• **WHAT IS EXPECTED**
Search the records for "this" and copy each line that holds it.

• **EXERCISE DATA**

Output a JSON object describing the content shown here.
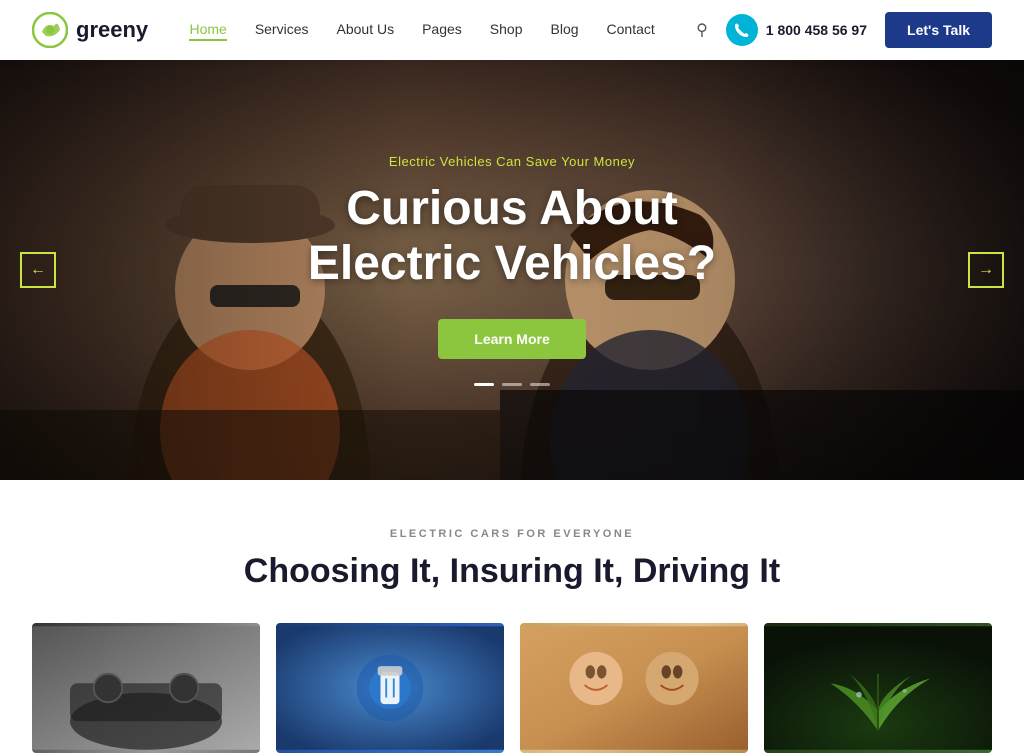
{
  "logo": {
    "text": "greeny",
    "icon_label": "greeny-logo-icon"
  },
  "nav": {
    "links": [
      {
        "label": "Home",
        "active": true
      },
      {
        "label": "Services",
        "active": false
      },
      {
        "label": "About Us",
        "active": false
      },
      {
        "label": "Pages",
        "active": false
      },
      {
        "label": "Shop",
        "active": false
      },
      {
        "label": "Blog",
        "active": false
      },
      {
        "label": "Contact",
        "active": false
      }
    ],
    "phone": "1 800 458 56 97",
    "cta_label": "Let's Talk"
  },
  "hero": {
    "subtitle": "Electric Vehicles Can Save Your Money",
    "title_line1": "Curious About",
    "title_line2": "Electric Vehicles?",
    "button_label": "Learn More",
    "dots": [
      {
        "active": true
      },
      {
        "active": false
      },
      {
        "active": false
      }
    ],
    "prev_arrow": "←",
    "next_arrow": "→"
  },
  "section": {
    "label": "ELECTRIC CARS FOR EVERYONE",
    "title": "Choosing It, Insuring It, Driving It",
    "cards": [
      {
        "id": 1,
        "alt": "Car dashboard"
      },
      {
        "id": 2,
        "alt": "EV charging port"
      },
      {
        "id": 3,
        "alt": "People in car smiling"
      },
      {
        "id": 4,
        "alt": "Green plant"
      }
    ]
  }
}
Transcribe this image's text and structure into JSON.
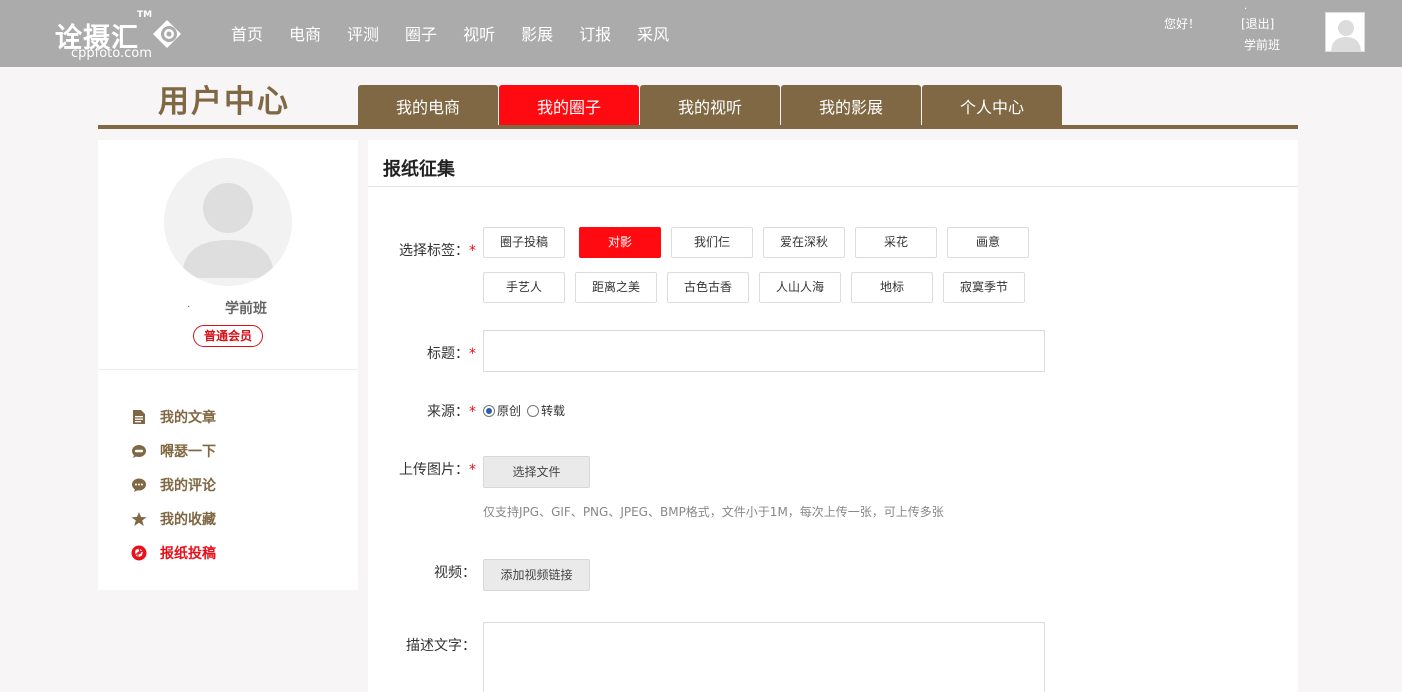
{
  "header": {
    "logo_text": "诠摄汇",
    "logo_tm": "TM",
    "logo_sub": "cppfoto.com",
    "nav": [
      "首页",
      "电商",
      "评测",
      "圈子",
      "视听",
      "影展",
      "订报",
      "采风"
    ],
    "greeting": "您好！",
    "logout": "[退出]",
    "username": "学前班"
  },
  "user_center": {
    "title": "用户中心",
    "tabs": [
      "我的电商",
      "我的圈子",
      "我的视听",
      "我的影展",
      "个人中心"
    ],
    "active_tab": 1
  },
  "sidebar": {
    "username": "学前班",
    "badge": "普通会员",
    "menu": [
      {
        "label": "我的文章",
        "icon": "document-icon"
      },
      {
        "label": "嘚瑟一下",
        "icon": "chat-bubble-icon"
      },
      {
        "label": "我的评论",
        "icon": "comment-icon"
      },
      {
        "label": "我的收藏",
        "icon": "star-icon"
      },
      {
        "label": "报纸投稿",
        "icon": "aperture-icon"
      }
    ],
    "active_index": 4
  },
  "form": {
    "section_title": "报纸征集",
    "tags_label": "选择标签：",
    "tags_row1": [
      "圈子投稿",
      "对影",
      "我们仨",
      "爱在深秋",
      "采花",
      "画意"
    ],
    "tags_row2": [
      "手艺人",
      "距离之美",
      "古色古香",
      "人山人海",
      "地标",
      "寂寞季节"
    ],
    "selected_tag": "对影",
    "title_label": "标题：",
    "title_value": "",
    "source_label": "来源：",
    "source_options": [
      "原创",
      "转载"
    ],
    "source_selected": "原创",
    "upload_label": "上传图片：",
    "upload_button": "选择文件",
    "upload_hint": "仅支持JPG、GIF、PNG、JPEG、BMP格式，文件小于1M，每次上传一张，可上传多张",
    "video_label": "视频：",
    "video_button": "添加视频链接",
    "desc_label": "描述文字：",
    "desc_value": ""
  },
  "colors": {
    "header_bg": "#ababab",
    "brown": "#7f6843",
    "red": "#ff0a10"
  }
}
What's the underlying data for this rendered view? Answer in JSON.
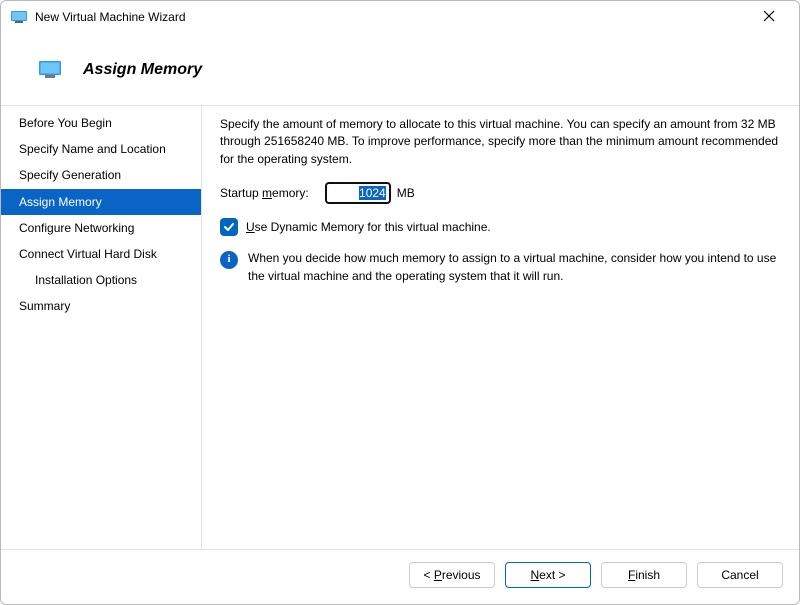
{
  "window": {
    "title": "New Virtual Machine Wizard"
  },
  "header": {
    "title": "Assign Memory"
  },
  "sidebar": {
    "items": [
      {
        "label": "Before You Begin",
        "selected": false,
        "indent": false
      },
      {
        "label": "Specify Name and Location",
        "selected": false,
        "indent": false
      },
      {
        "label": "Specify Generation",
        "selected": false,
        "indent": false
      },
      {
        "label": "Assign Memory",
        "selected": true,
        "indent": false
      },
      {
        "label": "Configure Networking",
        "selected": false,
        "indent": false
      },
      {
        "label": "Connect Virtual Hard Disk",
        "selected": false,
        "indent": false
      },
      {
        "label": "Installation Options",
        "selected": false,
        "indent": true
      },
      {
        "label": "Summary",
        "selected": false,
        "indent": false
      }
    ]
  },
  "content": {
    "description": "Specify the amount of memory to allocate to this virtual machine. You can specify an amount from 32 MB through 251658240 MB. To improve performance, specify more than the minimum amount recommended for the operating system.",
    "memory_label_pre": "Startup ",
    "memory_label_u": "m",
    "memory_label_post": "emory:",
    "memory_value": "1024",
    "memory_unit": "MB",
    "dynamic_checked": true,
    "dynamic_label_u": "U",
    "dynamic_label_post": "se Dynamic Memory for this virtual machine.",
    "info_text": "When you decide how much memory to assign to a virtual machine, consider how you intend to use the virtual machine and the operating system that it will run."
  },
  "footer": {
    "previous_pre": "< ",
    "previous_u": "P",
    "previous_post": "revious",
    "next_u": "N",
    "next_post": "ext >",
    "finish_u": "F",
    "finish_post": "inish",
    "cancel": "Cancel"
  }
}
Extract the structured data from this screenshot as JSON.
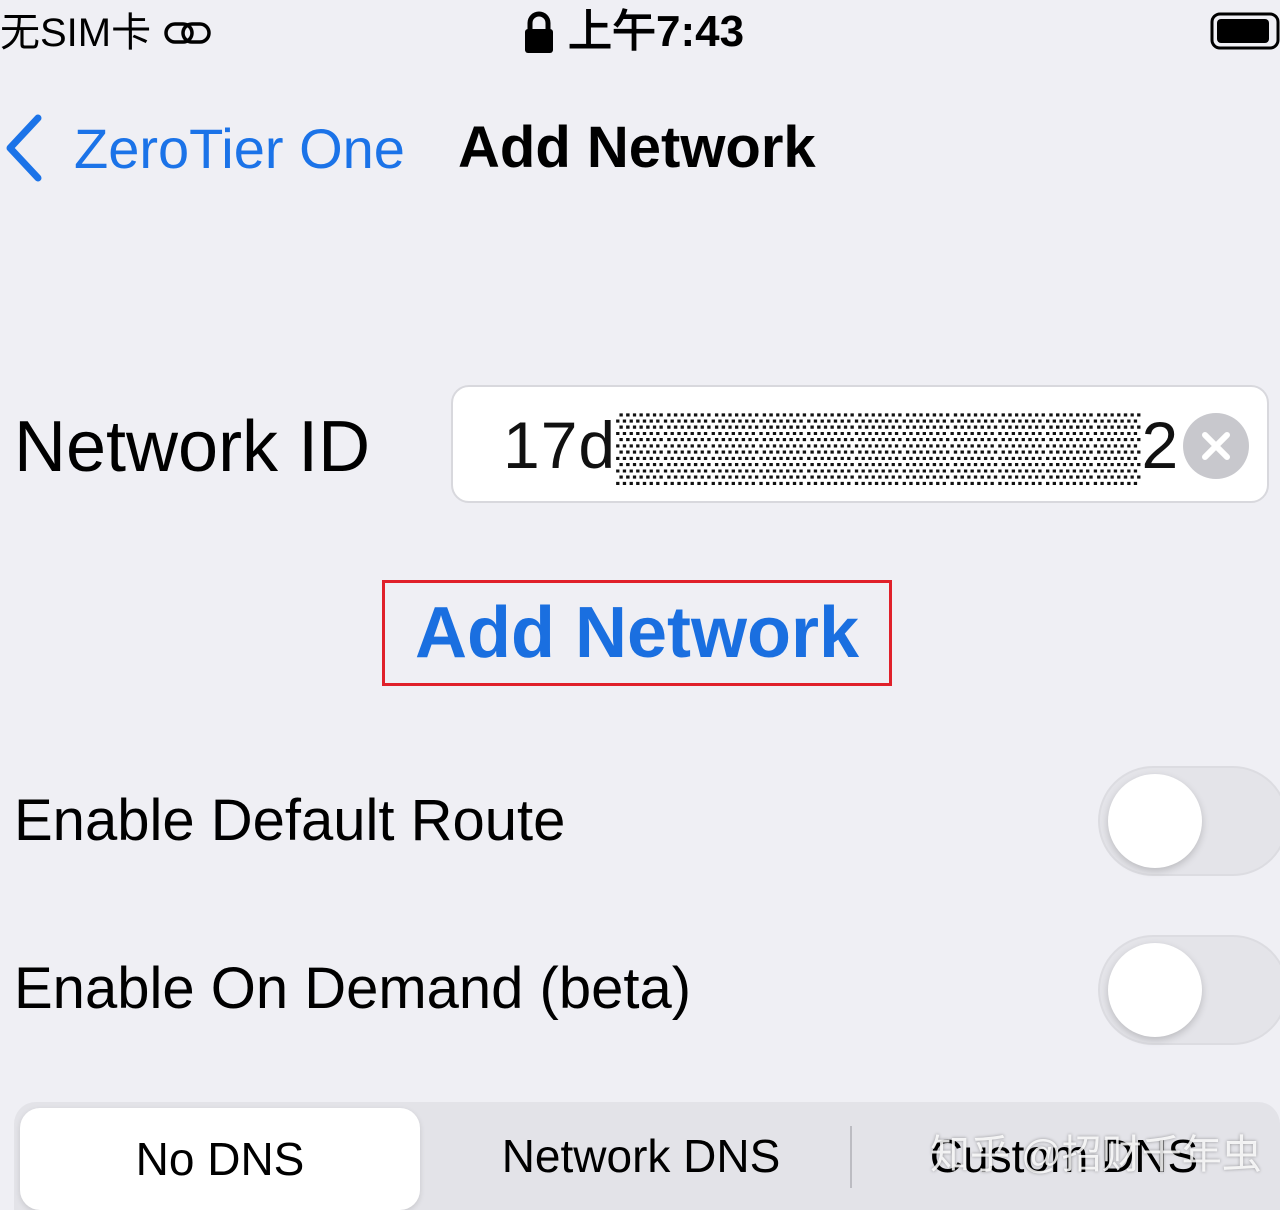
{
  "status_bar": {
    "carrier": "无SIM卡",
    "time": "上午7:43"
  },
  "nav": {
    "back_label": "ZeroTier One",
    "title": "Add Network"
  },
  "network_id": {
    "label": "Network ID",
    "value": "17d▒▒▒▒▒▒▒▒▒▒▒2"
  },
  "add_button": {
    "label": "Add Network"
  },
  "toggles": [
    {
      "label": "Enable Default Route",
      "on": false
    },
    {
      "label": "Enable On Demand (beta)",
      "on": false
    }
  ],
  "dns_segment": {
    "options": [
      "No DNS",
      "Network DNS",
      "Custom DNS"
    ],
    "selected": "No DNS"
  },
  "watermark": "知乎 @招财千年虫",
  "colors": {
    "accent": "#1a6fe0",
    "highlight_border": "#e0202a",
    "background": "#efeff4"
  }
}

• **SOLUTION BELOW**
Transcribe this image's text and structure into JSON.
What's the underlying data for this rendered view? Answer in JSON.
    "description": "Specify the amount of memory to allocate to this virtual machine. You can specify an amount from 32 MB through 251658240 MB. To improve performance, specify more than the minimum amount recommended for the operating system.",
    "dynamic_label_post": "se Dynamic Memory for this virtual machine.",
Extract the structured data from this screenshot as JSON.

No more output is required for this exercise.